DATA SUPPLIED -

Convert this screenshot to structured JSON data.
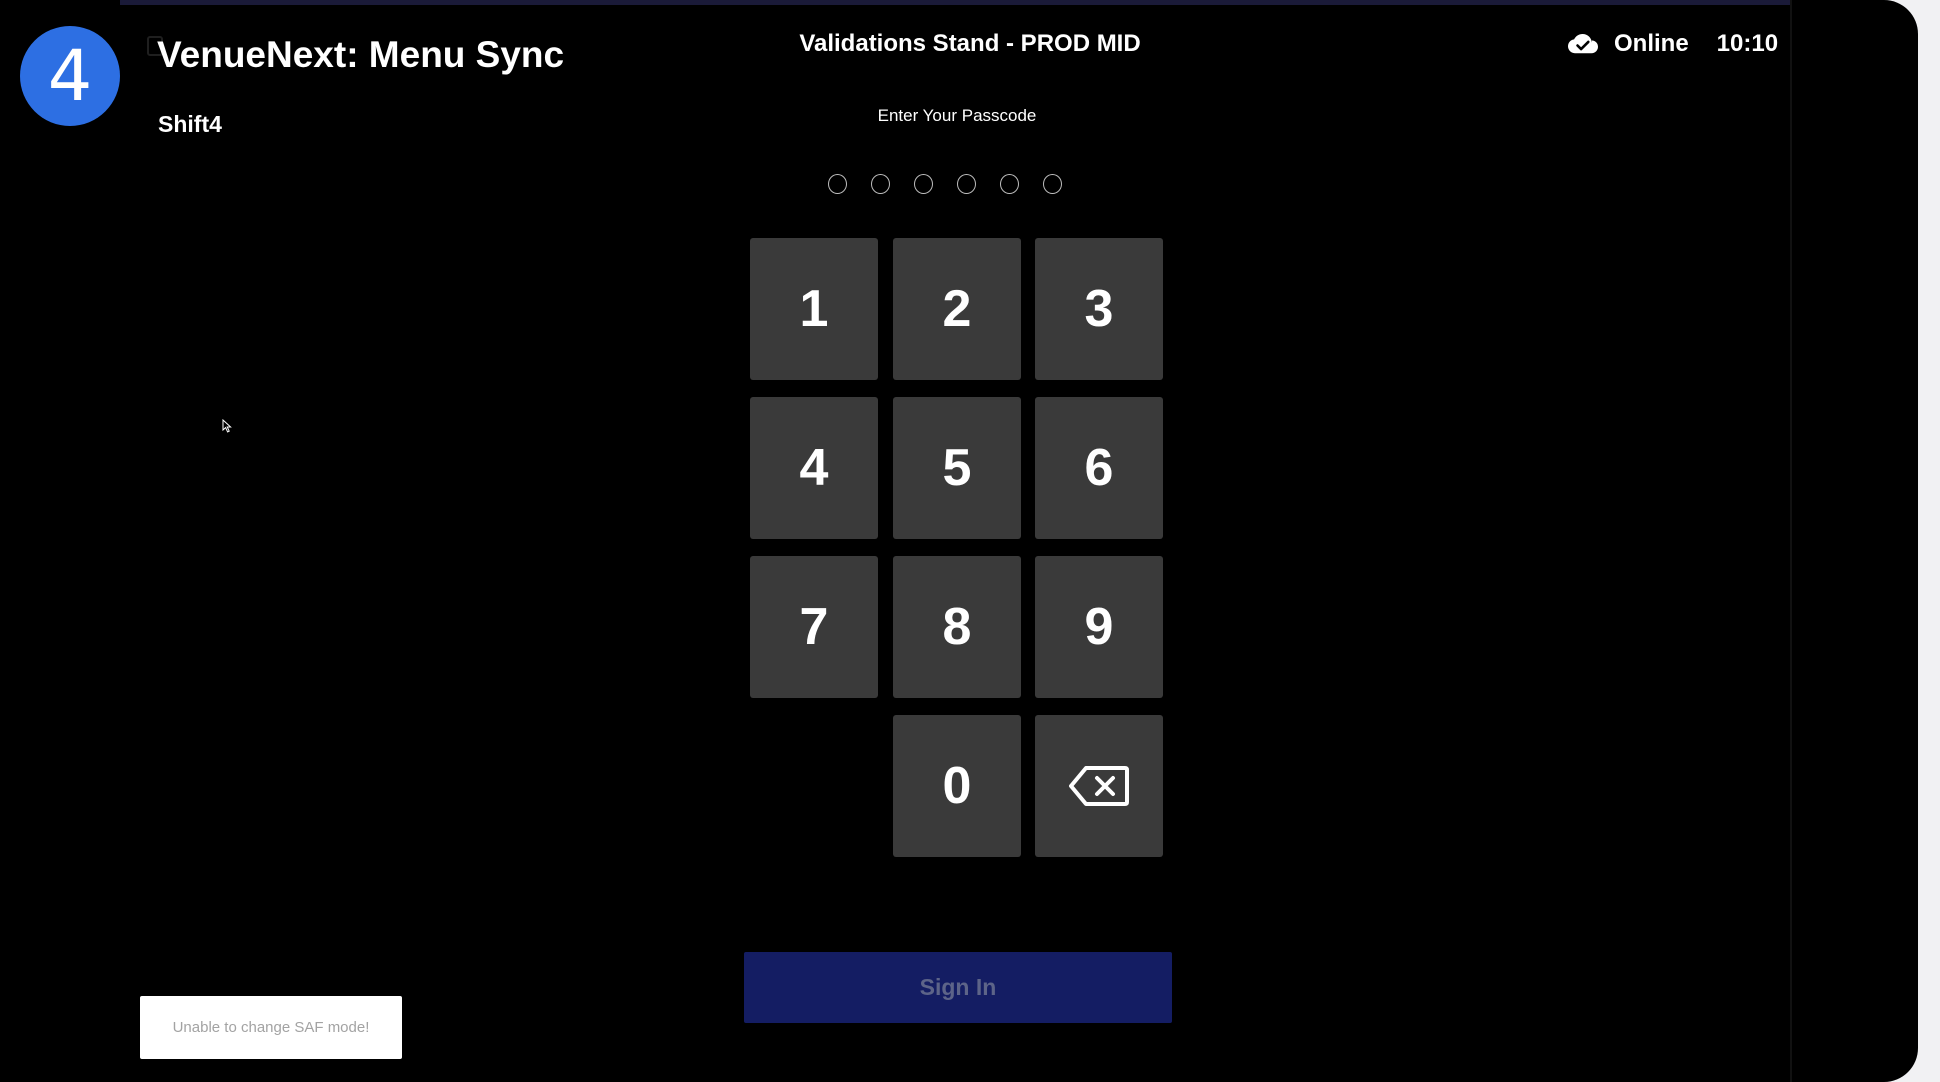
{
  "header": {
    "brand_number": "4",
    "app_title": "VenueNext: Menu Sync",
    "app_subtitle": "Shift4",
    "stand_name": "Validations Stand - PROD MID",
    "connection_status": "Online",
    "time": "10:10"
  },
  "passcode": {
    "prompt": "Enter Your Passcode",
    "dot_count": 6,
    "entered": 0
  },
  "keypad": {
    "keys": [
      "1",
      "2",
      "3",
      "4",
      "5",
      "6",
      "7",
      "8",
      "9",
      "0"
    ],
    "backspace_icon": "backspace-icon"
  },
  "actions": {
    "sign_in_label": "Sign In"
  },
  "toast": {
    "message": "Unable to change SAF mode!"
  },
  "icons": {
    "status": "cloud-check-icon",
    "pointer": "cursor-icon"
  },
  "colors": {
    "background": "#000000",
    "brand": "#2d6fe3",
    "key": "#3a3a3a",
    "sign_in_disabled": "#141d63",
    "sign_in_text": "#5d6488"
  }
}
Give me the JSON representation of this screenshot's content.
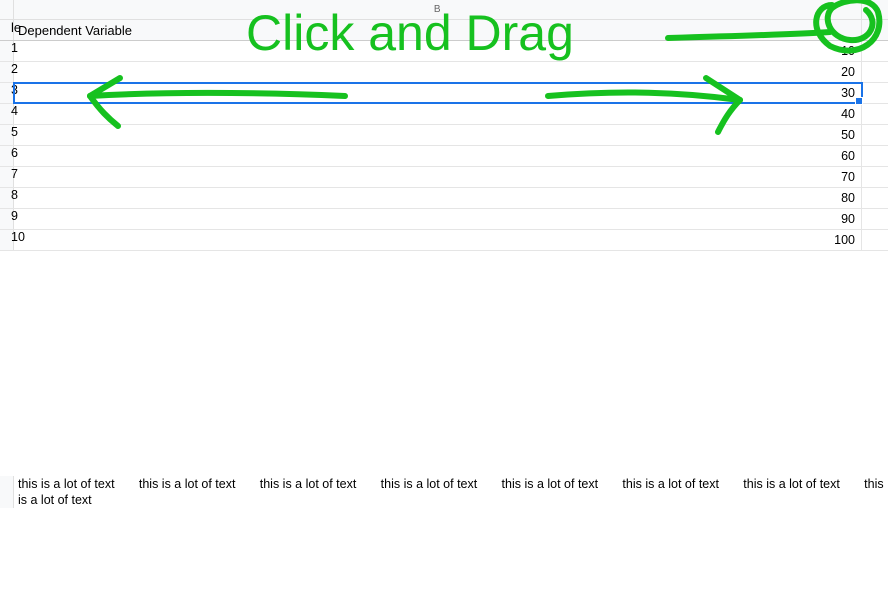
{
  "columns": {
    "b_label": "B"
  },
  "header": {
    "a_trail": "le",
    "b": "Dependent Variable"
  },
  "rows": [
    {
      "a": "1",
      "b": "10"
    },
    {
      "a": "2",
      "b": "20"
    },
    {
      "a": "3",
      "b": "30"
    },
    {
      "a": "4",
      "b": "40"
    },
    {
      "a": "5",
      "b": "50"
    },
    {
      "a": "6",
      "b": "60"
    },
    {
      "a": "7",
      "b": "70"
    },
    {
      "a": "8",
      "b": "80"
    },
    {
      "a": "9",
      "b": "90"
    },
    {
      "a": "10",
      "b": "100"
    }
  ],
  "selected_row_index": 2,
  "longtext": "this is a lot of text       this is a lot of text       this is a lot of text       this is a lot of text       this is a lot of text       this is a lot of text       this is a lot of text       this is a lot of text",
  "annotation": {
    "text": "Click and Drag",
    "color": "#16c11f"
  }
}
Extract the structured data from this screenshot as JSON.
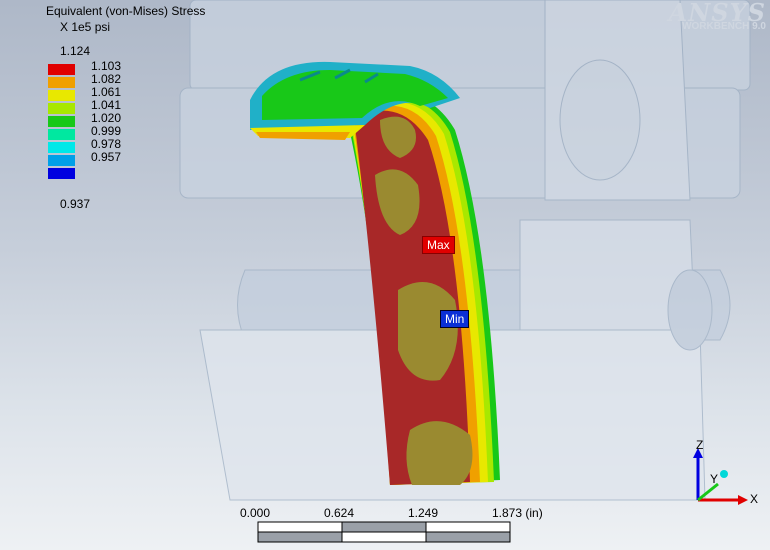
{
  "legend": {
    "title": "Equivalent (von-Mises) Stress",
    "units": "X 1e5 psi",
    "max_label": "1.124",
    "min_label": "0.937",
    "bands": [
      {
        "label": "1.103",
        "color": "#e00000"
      },
      {
        "label": "1.082",
        "color": "#f0a000"
      },
      {
        "label": "1.061",
        "color": "#e8e800"
      },
      {
        "label": "1.041",
        "color": "#a8e800"
      },
      {
        "label": "1.020",
        "color": "#18c818"
      },
      {
        "label": "0.999",
        "color": "#00e8a0"
      },
      {
        "label": "0.978",
        "color": "#00e8e8"
      },
      {
        "label": "0.957",
        "color": "#00a0e8"
      },
      {
        "label": "",
        "color": "#0000e0"
      }
    ]
  },
  "logo": {
    "main": "ANSYS",
    "sub": "WORKBENCH 9.0"
  },
  "probes": {
    "max": "Max",
    "min": "Min"
  },
  "scale": {
    "ticks": [
      "0.000",
      "0.624",
      "1.249",
      "1.873 (in)"
    ]
  },
  "triad": {
    "x": "X",
    "y": "Y",
    "z": "Z"
  }
}
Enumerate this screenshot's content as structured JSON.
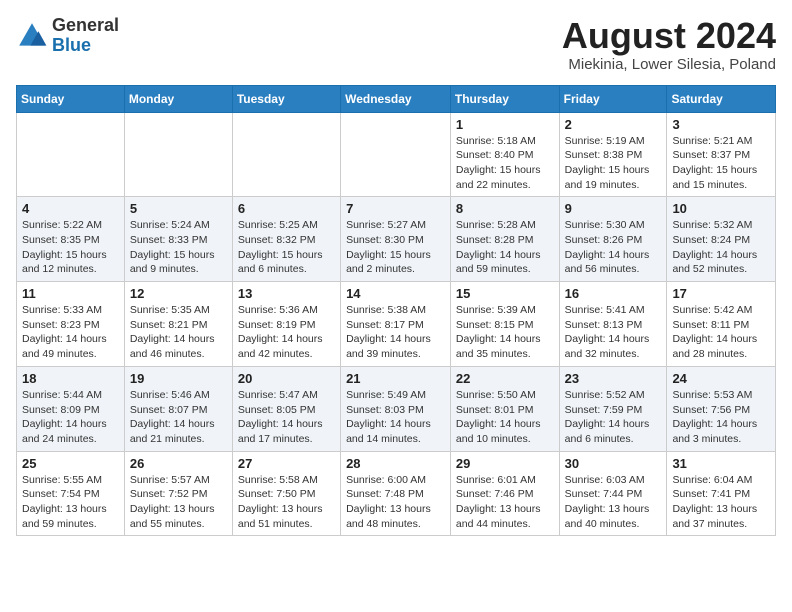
{
  "header": {
    "logo_general": "General",
    "logo_blue": "Blue",
    "month_year": "August 2024",
    "location": "Miekinia, Lower Silesia, Poland"
  },
  "weekdays": [
    "Sunday",
    "Monday",
    "Tuesday",
    "Wednesday",
    "Thursday",
    "Friday",
    "Saturday"
  ],
  "weeks": [
    [
      {
        "day": "",
        "info": ""
      },
      {
        "day": "",
        "info": ""
      },
      {
        "day": "",
        "info": ""
      },
      {
        "day": "",
        "info": ""
      },
      {
        "day": "1",
        "info": "Sunrise: 5:18 AM\nSunset: 8:40 PM\nDaylight: 15 hours\nand 22 minutes."
      },
      {
        "day": "2",
        "info": "Sunrise: 5:19 AM\nSunset: 8:38 PM\nDaylight: 15 hours\nand 19 minutes."
      },
      {
        "day": "3",
        "info": "Sunrise: 5:21 AM\nSunset: 8:37 PM\nDaylight: 15 hours\nand 15 minutes."
      }
    ],
    [
      {
        "day": "4",
        "info": "Sunrise: 5:22 AM\nSunset: 8:35 PM\nDaylight: 15 hours\nand 12 minutes."
      },
      {
        "day": "5",
        "info": "Sunrise: 5:24 AM\nSunset: 8:33 PM\nDaylight: 15 hours\nand 9 minutes."
      },
      {
        "day": "6",
        "info": "Sunrise: 5:25 AM\nSunset: 8:32 PM\nDaylight: 15 hours\nand 6 minutes."
      },
      {
        "day": "7",
        "info": "Sunrise: 5:27 AM\nSunset: 8:30 PM\nDaylight: 15 hours\nand 2 minutes."
      },
      {
        "day": "8",
        "info": "Sunrise: 5:28 AM\nSunset: 8:28 PM\nDaylight: 14 hours\nand 59 minutes."
      },
      {
        "day": "9",
        "info": "Sunrise: 5:30 AM\nSunset: 8:26 PM\nDaylight: 14 hours\nand 56 minutes."
      },
      {
        "day": "10",
        "info": "Sunrise: 5:32 AM\nSunset: 8:24 PM\nDaylight: 14 hours\nand 52 minutes."
      }
    ],
    [
      {
        "day": "11",
        "info": "Sunrise: 5:33 AM\nSunset: 8:23 PM\nDaylight: 14 hours\nand 49 minutes."
      },
      {
        "day": "12",
        "info": "Sunrise: 5:35 AM\nSunset: 8:21 PM\nDaylight: 14 hours\nand 46 minutes."
      },
      {
        "day": "13",
        "info": "Sunrise: 5:36 AM\nSunset: 8:19 PM\nDaylight: 14 hours\nand 42 minutes."
      },
      {
        "day": "14",
        "info": "Sunrise: 5:38 AM\nSunset: 8:17 PM\nDaylight: 14 hours\nand 39 minutes."
      },
      {
        "day": "15",
        "info": "Sunrise: 5:39 AM\nSunset: 8:15 PM\nDaylight: 14 hours\nand 35 minutes."
      },
      {
        "day": "16",
        "info": "Sunrise: 5:41 AM\nSunset: 8:13 PM\nDaylight: 14 hours\nand 32 minutes."
      },
      {
        "day": "17",
        "info": "Sunrise: 5:42 AM\nSunset: 8:11 PM\nDaylight: 14 hours\nand 28 minutes."
      }
    ],
    [
      {
        "day": "18",
        "info": "Sunrise: 5:44 AM\nSunset: 8:09 PM\nDaylight: 14 hours\nand 24 minutes."
      },
      {
        "day": "19",
        "info": "Sunrise: 5:46 AM\nSunset: 8:07 PM\nDaylight: 14 hours\nand 21 minutes."
      },
      {
        "day": "20",
        "info": "Sunrise: 5:47 AM\nSunset: 8:05 PM\nDaylight: 14 hours\nand 17 minutes."
      },
      {
        "day": "21",
        "info": "Sunrise: 5:49 AM\nSunset: 8:03 PM\nDaylight: 14 hours\nand 14 minutes."
      },
      {
        "day": "22",
        "info": "Sunrise: 5:50 AM\nSunset: 8:01 PM\nDaylight: 14 hours\nand 10 minutes."
      },
      {
        "day": "23",
        "info": "Sunrise: 5:52 AM\nSunset: 7:59 PM\nDaylight: 14 hours\nand 6 minutes."
      },
      {
        "day": "24",
        "info": "Sunrise: 5:53 AM\nSunset: 7:56 PM\nDaylight: 14 hours\nand 3 minutes."
      }
    ],
    [
      {
        "day": "25",
        "info": "Sunrise: 5:55 AM\nSunset: 7:54 PM\nDaylight: 13 hours\nand 59 minutes."
      },
      {
        "day": "26",
        "info": "Sunrise: 5:57 AM\nSunset: 7:52 PM\nDaylight: 13 hours\nand 55 minutes."
      },
      {
        "day": "27",
        "info": "Sunrise: 5:58 AM\nSunset: 7:50 PM\nDaylight: 13 hours\nand 51 minutes."
      },
      {
        "day": "28",
        "info": "Sunrise: 6:00 AM\nSunset: 7:48 PM\nDaylight: 13 hours\nand 48 minutes."
      },
      {
        "day": "29",
        "info": "Sunrise: 6:01 AM\nSunset: 7:46 PM\nDaylight: 13 hours\nand 44 minutes."
      },
      {
        "day": "30",
        "info": "Sunrise: 6:03 AM\nSunset: 7:44 PM\nDaylight: 13 hours\nand 40 minutes."
      },
      {
        "day": "31",
        "info": "Sunrise: 6:04 AM\nSunset: 7:41 PM\nDaylight: 13 hours\nand 37 minutes."
      }
    ]
  ]
}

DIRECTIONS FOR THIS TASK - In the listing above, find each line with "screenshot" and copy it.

SOLUTION -
Convert this screenshot to structured JSON data.
Give me the JSON representation of this screenshot's content.
Extract the structured data from this screenshot as JSON.
Enumerate this screenshot's content as structured JSON.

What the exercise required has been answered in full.